Staying safe in the sun on holiday
Whether you are travelling within the UK or heading to a warmer climate for your holiday, it's important to stay safe in the sun, protect your skin from the risk of sunburn and avoid heat exhaustion.
We've put together some tips to help you protect your skin from the sun and avoid the risk of skin cancer. (These tips are based on information from NHS Choices and the British Association of Dermatologists.
For more information about avoiding heat exhaustion read our article: Dealing with extreme heat.
There's no need to avoid the sun all year round, but taking a few steps when you are out in the sun on holiday, or in the summer months in the UK, will help protect you from sunburn and the risk of developing skin cancer. Remember to take particular care of children and babies when you are out in the summer sun, as their skin is more easily damaged than adult skin.
- Protect your skin with clothing, including a hat, T shirt and UV protective sunglasses
- Avoid the sun and stay in the shade when the sun is at it's strongest, between 11am and 3pm. This is good time to have a long lunch inside, or under the shade of an umbrella.
- Use a sunscreen of at least SPF 30 (SPF 50 for children or people with pale skin). Look for a broad spectrum sunscreen which protects against UVA and UVB rays and make sure that it is not past it's use by date. UVB protection is measured by the SPF, UVA protection is measured with a star rating. The more stars, the higher the protection.

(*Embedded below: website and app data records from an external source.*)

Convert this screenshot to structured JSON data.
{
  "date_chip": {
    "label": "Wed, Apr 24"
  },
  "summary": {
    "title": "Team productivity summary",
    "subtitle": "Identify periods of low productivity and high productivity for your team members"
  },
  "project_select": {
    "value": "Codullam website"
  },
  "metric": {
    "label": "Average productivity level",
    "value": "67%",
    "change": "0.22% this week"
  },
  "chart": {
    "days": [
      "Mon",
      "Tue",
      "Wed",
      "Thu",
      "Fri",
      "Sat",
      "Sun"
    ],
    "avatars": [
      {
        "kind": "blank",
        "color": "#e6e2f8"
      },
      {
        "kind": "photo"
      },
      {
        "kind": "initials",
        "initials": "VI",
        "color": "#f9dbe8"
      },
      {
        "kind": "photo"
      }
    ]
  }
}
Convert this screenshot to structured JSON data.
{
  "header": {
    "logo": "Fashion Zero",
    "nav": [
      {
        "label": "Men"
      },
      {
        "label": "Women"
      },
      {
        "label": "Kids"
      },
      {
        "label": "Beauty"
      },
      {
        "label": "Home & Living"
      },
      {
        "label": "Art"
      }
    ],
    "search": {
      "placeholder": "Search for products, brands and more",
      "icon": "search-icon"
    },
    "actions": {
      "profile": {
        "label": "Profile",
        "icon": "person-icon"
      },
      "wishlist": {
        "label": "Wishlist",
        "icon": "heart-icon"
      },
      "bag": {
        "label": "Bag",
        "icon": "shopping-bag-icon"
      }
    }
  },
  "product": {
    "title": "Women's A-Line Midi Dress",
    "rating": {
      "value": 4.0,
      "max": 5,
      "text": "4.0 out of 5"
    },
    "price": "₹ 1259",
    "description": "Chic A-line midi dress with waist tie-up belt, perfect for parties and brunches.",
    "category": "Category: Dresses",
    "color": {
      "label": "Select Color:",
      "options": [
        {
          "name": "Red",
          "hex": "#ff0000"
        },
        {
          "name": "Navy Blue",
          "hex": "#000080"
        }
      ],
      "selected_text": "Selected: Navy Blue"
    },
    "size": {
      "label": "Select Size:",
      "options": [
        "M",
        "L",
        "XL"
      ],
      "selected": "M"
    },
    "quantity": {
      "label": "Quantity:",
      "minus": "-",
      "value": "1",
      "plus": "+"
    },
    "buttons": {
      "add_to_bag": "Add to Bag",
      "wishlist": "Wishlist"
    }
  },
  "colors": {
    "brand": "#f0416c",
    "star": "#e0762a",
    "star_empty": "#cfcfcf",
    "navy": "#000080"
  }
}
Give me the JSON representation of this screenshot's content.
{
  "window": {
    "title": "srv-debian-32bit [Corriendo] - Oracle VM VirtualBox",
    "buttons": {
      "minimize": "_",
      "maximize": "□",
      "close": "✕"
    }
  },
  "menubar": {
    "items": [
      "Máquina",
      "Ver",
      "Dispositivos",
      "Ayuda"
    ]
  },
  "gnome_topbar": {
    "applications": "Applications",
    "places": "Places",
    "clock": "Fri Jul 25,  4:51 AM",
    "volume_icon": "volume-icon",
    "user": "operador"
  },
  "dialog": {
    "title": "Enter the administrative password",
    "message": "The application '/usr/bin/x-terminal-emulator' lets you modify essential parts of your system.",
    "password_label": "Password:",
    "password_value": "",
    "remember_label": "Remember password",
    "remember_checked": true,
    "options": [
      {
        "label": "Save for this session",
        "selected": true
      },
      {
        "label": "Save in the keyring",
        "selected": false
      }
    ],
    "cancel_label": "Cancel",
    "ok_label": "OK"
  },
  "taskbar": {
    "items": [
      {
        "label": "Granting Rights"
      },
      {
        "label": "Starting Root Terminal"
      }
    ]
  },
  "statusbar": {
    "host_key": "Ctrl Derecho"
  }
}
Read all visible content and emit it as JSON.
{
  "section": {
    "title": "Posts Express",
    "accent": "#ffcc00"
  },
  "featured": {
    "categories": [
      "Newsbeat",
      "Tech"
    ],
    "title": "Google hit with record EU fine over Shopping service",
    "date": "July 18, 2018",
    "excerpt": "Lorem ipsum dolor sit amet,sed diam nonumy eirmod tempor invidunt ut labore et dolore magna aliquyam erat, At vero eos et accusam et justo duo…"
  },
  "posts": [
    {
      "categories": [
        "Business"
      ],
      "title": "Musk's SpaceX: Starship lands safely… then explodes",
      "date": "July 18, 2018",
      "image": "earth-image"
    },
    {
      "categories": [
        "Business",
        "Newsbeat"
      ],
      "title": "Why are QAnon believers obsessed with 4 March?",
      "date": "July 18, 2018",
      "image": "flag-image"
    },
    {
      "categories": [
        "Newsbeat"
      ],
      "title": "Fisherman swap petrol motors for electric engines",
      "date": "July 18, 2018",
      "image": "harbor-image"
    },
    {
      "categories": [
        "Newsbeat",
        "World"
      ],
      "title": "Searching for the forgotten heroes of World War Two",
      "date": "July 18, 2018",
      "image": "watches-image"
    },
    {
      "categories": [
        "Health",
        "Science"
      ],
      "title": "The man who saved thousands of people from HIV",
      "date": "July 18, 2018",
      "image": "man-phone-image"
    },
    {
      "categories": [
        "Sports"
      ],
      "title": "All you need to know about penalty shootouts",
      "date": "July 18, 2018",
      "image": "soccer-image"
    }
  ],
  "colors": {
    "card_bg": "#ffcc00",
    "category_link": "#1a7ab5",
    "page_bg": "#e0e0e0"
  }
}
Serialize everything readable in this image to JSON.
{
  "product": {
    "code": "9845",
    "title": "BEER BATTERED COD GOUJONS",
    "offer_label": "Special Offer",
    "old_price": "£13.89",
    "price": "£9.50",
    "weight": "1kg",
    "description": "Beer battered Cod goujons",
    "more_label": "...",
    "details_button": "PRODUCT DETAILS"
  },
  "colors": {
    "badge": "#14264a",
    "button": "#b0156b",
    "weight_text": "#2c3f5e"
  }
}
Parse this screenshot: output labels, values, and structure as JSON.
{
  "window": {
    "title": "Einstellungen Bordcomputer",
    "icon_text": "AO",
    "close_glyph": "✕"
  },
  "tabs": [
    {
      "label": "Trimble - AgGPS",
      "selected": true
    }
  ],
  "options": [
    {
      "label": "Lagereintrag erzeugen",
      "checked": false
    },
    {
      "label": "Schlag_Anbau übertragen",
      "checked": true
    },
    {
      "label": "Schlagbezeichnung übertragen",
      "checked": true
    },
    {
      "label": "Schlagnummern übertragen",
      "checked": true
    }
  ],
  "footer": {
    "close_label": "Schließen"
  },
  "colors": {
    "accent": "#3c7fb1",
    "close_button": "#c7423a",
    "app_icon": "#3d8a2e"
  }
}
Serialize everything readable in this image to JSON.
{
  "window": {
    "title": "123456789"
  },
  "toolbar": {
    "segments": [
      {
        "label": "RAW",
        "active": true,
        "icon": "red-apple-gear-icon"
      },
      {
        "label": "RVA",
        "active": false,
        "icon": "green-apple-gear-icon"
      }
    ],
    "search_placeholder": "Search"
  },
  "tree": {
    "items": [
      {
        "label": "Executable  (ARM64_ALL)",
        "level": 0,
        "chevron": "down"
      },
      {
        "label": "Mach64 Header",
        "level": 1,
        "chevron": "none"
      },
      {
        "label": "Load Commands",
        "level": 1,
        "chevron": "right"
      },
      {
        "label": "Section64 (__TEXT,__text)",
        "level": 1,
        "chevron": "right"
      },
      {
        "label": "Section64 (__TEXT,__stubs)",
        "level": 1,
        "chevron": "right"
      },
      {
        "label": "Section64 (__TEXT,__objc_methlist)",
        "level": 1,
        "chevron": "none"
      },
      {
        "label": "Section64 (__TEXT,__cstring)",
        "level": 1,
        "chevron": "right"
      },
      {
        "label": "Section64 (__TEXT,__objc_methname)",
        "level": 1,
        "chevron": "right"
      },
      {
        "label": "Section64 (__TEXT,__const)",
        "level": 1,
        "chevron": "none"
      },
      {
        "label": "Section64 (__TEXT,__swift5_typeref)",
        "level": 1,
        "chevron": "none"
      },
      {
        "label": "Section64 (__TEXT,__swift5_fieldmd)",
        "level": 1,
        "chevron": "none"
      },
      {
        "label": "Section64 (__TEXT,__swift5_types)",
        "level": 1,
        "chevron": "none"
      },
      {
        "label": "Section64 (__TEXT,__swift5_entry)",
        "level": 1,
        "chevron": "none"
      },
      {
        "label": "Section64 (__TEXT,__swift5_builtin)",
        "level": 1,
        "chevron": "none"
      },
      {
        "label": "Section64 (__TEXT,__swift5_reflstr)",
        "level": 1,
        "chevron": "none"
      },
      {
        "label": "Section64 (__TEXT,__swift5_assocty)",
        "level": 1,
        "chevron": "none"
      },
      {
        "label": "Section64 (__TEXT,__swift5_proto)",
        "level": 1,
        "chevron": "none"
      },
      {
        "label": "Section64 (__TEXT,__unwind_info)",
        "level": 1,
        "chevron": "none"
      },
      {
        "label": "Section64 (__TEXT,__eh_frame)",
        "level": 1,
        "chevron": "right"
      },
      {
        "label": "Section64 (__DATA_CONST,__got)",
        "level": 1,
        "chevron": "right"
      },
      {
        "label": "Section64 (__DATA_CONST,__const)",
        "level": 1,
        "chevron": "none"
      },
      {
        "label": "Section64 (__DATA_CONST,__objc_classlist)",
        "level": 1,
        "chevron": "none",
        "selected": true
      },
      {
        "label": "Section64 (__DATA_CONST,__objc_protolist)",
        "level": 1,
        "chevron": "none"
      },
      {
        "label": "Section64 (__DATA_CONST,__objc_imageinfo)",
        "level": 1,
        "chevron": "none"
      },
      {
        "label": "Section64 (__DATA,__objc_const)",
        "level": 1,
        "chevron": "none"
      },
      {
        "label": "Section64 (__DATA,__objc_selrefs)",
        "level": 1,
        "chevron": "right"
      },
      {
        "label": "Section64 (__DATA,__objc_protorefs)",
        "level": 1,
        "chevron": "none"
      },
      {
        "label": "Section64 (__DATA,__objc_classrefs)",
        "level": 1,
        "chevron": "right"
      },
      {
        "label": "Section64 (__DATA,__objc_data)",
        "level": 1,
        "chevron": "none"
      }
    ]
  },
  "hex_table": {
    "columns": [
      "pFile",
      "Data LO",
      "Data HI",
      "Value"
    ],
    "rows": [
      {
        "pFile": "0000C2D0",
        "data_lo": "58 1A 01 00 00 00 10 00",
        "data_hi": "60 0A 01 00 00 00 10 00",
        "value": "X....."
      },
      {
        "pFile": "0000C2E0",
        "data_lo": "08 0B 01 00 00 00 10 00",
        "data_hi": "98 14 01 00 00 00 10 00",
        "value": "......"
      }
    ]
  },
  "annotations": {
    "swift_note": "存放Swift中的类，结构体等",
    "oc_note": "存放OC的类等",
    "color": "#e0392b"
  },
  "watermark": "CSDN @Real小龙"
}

- Reapply your sun screen after going in the sea or a swimming pool. Even sun screens which claim to be water proof should be reapplied after you have been in water.
- Take extra care if you have lots of moles or freckles as this may mean that you are more at risk of developing skin cancer. Keep an eye out for changes in your skin and consult your doctor of you are worried about anything. Skin cancer is much easier to treat if it is discovered early.
- Keep babies and young children out of direct sunlight. Young skin is delicate and more easily damaged by the sun. Apply a good broad spectrum sun screen to all exposed skin, choose a child friendly one if possible as it is less likely to irritate skin.
- Sunscreens should not be used as an alternative to clothing and shade, rather they offer additional protection. No sunscreen will provide 100% protection.
If you do get sun burnt sponge the skin with cool water and then apply a soothing after sun or calamine lotion. If you feel unwell or your skin swells or blisters badly you should seek medical attention. Stay out of the sun until the redness has gone.